Out of the blue one morning, a destination hotel’s operator receives an email informing it that the hotel’s computer and electronic key systems have been infiltrated, leaving the hotel locked out of its own computer system and, even more distressing, preventing hotel guests from utilizing their key cards to gain entry to their rooms and other hotel amenities. The email demands payment in the amount of 2 Bitcoin (approximately $1,900) to restore computer and key card functionality, which will double if not paid by the end of the day. The email provides details to access a Bitcoin wallet to make the payment, and then ends by stating, “Have a nice day!”

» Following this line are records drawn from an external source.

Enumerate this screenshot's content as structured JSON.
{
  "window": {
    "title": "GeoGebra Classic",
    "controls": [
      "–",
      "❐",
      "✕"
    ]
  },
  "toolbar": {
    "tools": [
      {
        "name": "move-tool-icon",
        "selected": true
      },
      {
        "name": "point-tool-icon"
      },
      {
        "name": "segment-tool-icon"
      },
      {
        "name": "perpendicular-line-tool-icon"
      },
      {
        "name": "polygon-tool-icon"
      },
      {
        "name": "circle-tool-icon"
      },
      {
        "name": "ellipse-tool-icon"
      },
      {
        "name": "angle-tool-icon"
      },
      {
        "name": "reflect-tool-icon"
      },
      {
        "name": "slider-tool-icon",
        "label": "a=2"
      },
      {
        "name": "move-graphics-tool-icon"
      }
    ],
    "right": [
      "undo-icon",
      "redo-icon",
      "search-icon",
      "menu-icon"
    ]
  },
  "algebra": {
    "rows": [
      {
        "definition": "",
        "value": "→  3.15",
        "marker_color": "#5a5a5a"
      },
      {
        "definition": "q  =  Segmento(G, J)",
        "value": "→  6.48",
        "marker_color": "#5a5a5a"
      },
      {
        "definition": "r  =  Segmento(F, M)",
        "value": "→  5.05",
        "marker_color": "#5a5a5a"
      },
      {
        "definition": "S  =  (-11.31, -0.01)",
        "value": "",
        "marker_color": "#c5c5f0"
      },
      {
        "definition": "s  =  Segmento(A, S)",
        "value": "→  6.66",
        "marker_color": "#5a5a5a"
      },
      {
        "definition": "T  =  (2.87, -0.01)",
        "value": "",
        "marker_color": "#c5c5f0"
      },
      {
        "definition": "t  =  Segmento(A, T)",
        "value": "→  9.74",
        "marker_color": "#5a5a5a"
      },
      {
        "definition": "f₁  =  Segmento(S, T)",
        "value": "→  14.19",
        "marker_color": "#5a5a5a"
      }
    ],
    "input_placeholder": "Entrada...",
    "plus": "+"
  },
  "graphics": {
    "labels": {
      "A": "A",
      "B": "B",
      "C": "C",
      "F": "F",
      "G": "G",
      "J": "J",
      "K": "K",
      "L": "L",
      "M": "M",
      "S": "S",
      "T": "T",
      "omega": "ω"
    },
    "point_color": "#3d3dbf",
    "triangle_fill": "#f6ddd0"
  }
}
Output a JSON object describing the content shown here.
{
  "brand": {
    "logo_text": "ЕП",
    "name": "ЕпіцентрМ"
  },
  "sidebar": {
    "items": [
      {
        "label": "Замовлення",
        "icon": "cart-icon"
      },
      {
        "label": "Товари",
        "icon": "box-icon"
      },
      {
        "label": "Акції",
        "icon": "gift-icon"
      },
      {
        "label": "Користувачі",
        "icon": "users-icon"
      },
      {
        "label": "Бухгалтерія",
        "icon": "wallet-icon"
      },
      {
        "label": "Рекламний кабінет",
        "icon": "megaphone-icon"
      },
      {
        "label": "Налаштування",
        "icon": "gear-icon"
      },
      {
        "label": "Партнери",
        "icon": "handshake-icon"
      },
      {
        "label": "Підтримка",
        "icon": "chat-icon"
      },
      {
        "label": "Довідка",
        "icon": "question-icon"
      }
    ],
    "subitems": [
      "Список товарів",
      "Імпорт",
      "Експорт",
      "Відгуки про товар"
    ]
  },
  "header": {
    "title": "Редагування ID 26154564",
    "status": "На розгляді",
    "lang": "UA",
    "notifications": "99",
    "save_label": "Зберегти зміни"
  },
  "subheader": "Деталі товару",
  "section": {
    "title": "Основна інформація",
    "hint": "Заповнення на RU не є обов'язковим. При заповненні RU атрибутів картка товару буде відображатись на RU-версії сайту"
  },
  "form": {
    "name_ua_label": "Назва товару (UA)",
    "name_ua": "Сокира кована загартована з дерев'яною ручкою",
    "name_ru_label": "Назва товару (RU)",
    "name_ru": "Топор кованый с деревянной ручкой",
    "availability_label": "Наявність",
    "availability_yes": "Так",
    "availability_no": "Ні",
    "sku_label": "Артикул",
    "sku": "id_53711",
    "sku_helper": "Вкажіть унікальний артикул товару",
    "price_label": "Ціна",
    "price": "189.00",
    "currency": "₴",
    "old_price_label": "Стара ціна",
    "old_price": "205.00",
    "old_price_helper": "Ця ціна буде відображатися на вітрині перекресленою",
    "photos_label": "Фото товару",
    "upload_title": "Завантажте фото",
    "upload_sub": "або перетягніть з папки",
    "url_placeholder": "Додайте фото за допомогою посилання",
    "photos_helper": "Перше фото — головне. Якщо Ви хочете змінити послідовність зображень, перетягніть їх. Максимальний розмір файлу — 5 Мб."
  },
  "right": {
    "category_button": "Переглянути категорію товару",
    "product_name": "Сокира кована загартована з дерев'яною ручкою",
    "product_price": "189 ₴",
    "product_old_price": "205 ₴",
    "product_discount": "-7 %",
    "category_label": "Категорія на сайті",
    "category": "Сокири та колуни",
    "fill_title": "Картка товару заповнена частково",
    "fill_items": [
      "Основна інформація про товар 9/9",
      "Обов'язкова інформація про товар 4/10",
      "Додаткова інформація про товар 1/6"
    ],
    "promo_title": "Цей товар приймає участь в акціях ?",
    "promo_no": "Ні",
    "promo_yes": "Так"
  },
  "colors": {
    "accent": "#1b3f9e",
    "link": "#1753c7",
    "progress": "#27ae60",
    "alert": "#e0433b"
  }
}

The operator’s manager, cognizant of the fact that the hotel is at full capacity with skiers, hikers, and vacationers who paid premium daily rates to stay at the popular hotel, in the midst of receiving complaints from guests who cannot access their rooms and hotel staff who cannot create replacement key cards, and realizing that the hotel’s entire reservation system is inaccessible, determines that the most prudent course is to pay the relatively insignificant demanded amount.
If you think such a scenario sounds contrived, think again. This recently happened. How was it done? Through an increasingly common cyber attack known as ransomware. Ransomware is a form of malicious software that infiltrates computer systems or networks and uses tools like encryption to deny access or hold data hostage until the target pays a ransom, frequently through payment in Bitcoin. According to the FBI, after the initial infection, the ransomware attempts to spread to shared storage drives and other accessible systems. If the demands are not met, the system or encrypted data remains unavailable, or data may be deleted. Imagine a similar scenario unfolding at a hospital, where the threat is that vital equipment will be rendered inoperable through ransomware. (But again, no need imagine—at least 14 hospitals were attacked in 2016.)
With so many easy targets out there, it should come as no surprise that ransomware attacks are on the rise. DOJ recently reported that ransomware attacks in 2016 quadrupled to an average of 4,000 per day. The FBI estimated that in the first quarter of 2016, cyber criminals received approximately $209 million in ransomware payments. Extrapolated through the entire year, the number would reach almost $1 billion. Before you despair, take solace in the fact that insurance may be available to cover some or all of your losses.
The necessity of cyber insurance in some form or other cannot be questioned today. Most cyber insurance policies offer various “buckets” of coverage on an à la carte basis. One of these coverages is commonly referred to as “Cyberextortion” coverage. Typically, this coverage will pay for: (i) the money necessary to meet the extortion demand; (ii) the costs of a consultant or expert to negotiate with the extortionist; and (iii) the costs of an expert to stop the intrusion and block future extortion attempts.
Aside from enterprise risk management endeavors such as vigilance, secure data backup to media not connected or mapped to a live network, disabling macros, and diligent installation of software updates and patches, inclusion of cyberextortion coverage as part of your cyber insurance program is not only recommended, but is gaining momentum toward best practice in today’s commercial risk management world. Don’t get locked out of the room.